===== Given entries =====

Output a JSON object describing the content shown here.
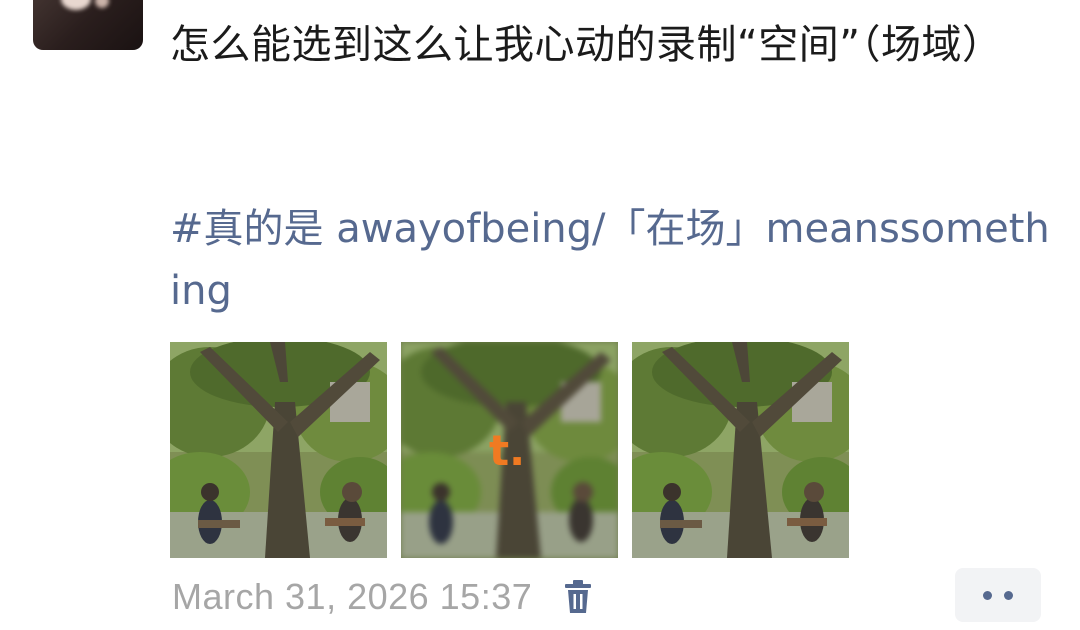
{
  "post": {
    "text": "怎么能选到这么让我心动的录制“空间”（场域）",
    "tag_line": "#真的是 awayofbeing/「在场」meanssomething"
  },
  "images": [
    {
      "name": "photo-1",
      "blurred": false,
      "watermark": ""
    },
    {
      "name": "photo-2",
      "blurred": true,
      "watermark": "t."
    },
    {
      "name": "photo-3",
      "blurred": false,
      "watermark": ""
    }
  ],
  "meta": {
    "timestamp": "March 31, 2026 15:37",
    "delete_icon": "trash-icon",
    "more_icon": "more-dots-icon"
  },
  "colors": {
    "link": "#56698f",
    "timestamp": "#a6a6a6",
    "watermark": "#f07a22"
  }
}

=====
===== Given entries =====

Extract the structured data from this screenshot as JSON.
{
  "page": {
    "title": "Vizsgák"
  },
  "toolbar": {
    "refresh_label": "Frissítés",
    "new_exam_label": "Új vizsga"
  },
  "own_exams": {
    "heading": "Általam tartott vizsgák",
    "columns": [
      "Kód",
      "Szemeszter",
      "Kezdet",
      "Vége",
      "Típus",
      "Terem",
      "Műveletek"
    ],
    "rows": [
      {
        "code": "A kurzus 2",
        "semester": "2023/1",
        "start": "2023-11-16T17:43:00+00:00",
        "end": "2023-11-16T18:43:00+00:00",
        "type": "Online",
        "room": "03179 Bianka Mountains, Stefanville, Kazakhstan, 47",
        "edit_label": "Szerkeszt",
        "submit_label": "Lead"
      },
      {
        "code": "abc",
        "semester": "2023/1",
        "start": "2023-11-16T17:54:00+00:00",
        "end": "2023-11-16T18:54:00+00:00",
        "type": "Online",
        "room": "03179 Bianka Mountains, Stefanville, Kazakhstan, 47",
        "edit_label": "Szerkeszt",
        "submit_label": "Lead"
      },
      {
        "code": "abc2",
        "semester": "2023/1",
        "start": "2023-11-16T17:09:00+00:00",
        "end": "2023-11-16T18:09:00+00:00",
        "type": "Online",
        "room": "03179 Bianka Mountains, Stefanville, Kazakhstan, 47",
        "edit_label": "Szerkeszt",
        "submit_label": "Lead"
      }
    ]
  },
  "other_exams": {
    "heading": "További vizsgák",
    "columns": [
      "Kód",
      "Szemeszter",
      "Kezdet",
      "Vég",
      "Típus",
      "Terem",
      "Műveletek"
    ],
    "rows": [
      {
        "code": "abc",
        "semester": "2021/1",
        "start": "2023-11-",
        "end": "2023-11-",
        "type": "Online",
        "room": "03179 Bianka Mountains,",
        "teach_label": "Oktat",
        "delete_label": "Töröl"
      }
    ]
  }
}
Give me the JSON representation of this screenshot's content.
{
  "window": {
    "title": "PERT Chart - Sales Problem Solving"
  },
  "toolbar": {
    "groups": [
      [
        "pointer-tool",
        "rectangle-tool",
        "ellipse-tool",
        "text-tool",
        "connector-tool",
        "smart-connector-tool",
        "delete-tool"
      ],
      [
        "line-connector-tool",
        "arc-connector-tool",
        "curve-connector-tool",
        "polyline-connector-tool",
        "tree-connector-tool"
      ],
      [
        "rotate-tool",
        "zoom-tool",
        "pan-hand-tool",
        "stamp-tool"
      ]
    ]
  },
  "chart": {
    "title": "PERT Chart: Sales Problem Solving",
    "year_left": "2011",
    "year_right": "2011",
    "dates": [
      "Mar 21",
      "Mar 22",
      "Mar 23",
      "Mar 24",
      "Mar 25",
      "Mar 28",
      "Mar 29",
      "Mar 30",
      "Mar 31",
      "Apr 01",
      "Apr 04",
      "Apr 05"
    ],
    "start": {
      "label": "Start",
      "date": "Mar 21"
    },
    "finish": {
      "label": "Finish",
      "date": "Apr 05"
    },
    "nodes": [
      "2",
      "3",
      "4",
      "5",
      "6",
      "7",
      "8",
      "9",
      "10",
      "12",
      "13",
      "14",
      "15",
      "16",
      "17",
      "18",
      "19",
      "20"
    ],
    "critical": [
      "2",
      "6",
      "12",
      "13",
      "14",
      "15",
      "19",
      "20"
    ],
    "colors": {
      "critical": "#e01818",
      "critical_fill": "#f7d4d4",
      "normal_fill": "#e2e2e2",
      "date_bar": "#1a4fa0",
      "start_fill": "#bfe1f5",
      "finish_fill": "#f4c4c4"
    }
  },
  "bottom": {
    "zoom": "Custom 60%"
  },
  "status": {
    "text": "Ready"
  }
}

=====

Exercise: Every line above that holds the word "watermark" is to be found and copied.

Result of the task:
      "watermark": ""
      "watermark": "t."
      "watermark": ""
    "watermark": "#f07a22"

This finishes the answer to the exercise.